• [EXERCISE INSTRUCTIONS] An exact copy of each record is required.

━━━━━ RECORDS FOR THIS TASK

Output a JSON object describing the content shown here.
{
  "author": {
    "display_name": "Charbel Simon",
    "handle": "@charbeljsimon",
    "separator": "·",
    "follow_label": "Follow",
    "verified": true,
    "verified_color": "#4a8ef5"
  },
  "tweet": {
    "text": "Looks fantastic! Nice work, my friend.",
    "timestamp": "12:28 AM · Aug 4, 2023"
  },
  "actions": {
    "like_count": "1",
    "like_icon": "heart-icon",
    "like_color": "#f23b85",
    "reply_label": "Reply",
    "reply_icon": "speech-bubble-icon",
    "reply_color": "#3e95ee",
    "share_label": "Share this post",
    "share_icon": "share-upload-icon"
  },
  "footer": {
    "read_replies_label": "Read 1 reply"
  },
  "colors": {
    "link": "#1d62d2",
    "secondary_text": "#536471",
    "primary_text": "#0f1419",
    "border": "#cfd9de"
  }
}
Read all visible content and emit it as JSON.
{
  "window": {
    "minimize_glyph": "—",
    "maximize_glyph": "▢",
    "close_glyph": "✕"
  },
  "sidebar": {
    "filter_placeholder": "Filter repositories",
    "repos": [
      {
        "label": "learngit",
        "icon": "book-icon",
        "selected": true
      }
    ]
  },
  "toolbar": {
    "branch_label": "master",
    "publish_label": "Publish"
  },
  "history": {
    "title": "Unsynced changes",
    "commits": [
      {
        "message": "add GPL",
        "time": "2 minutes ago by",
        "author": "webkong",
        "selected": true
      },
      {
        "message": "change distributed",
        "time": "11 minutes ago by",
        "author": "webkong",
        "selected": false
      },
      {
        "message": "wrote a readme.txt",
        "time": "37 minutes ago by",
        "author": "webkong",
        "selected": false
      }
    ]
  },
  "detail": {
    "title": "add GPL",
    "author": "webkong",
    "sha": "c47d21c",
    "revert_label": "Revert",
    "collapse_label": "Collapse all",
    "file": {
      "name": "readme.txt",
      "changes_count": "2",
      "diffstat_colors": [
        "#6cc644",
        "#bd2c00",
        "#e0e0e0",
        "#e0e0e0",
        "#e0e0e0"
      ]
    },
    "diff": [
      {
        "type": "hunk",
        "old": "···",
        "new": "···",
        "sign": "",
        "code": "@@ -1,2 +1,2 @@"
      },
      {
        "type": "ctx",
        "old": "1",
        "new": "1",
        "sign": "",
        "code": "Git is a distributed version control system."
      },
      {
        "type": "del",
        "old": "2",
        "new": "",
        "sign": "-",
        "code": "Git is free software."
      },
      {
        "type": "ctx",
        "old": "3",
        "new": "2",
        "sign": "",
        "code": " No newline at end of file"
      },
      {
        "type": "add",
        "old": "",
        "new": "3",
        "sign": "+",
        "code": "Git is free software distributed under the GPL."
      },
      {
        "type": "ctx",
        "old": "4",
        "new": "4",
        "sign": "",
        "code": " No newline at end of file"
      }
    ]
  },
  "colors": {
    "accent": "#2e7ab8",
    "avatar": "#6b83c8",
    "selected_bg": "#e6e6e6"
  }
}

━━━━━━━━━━

• [SOLUTION FOR THIS EXERCISE]
Output a JSON object describing the content shown here.
{
  "author": {
    "display_name": "Charbel Simon",
    "handle": "@charbeljsimon",
    "separator": "·",
    "follow_label": "Follow",
    "verified": true,
    "verified_color": "#4a8ef5"
  },
  "tweet": {
    "text": "Looks fantastic! Nice work, my friend.",
    "timestamp": "12:28 AM · Aug 4, 2023"
  },
  "actions": {
    "like_count": "1",
    "like_icon": "heart-icon",
    "like_color": "#f23b85",
    "reply_label": "Reply",
    "reply_icon": "speech-bubble-icon",
    "reply_color": "#3e95ee",
    "share_label": "Share this post",
    "share_icon": "share-upload-icon"
  },
  "footer": {
    "read_replies_label": "Read 1 reply"
  },
  "colors": {
    "link": "#1d62d2",
    "secondary_text": "#536471",
    "primary_text": "#0f1419",
    "border": "#cfd9de"
  }
}
Read all visible content and emit it as JSON.
{
  "window": {
    "minimize_glyph": "—",
    "maximize_glyph": "▢",
    "close_glyph": "✕"
  },
  "sidebar": {
    "filter_placeholder": "Filter repositories",
    "repos": [
      {
        "label": "learngit",
        "icon": "book-icon",
        "selected": true
      }
    ]
  },
  "toolbar": {
    "branch_label": "master",
    "publish_label": "Publish"
  },
  "history": {
    "title": "Unsynced changes",
    "commits": [
      {
        "message": "add GPL",
        "time": "2 minutes ago by",
        "author": "webkong",
        "selected": true
      },
      {
        "message": "change distributed",
        "time": "11 minutes ago by",
        "author": "webkong",
        "selected": false
      },
      {
        "message": "wrote a readme.txt",
        "time": "37 minutes ago by",
        "author": "webkong",
        "selected": false
      }
    ]
  },
  "detail": {
    "title": "add GPL",
    "author": "webkong",
    "sha": "c47d21c",
    "revert_label": "Revert",
    "collapse_label": "Collapse all",
    "file": {
      "name": "readme.txt",
      "changes_count": "2",
      "diffstat_colors": [
        "#6cc644",
        "#bd2c00",
        "#e0e0e0",
        "#e0e0e0",
        "#e0e0e0"
      ]
    },
    "diff": [
      {
        "type": "hunk",
        "old": "···",
        "new": "···",
        "sign": "",
        "code": "@@ -1,2 +1,2 @@"
      },
      {
        "type": "ctx",
        "old": "1",
        "new": "1",
        "sign": "",
        "code": "Git is a distributed version control system."
      },
      {
        "type": "del",
        "old": "2",
        "new": "",
        "sign": "-",
        "code": "Git is free software."
      },
      {
        "type": "ctx",
        "old": "3",
        "new": "2",
        "sign": "",
        "code": " No newline at end of file"
      },
      {
        "type": "add",
        "old": "",
        "new": "3",
        "sign": "+",
        "code": "Git is free software distributed under the GPL."
      },
      {
        "type": "ctx",
        "old": "4",
        "new": "4",
        "sign": "",
        "code": " No newline at end of file"
      }
    ]
  },
  "colors": {
    "accent": "#2e7ab8",
    "avatar": "#6b83c8",
    "selected_bg": "#e6e6e6"
  }
}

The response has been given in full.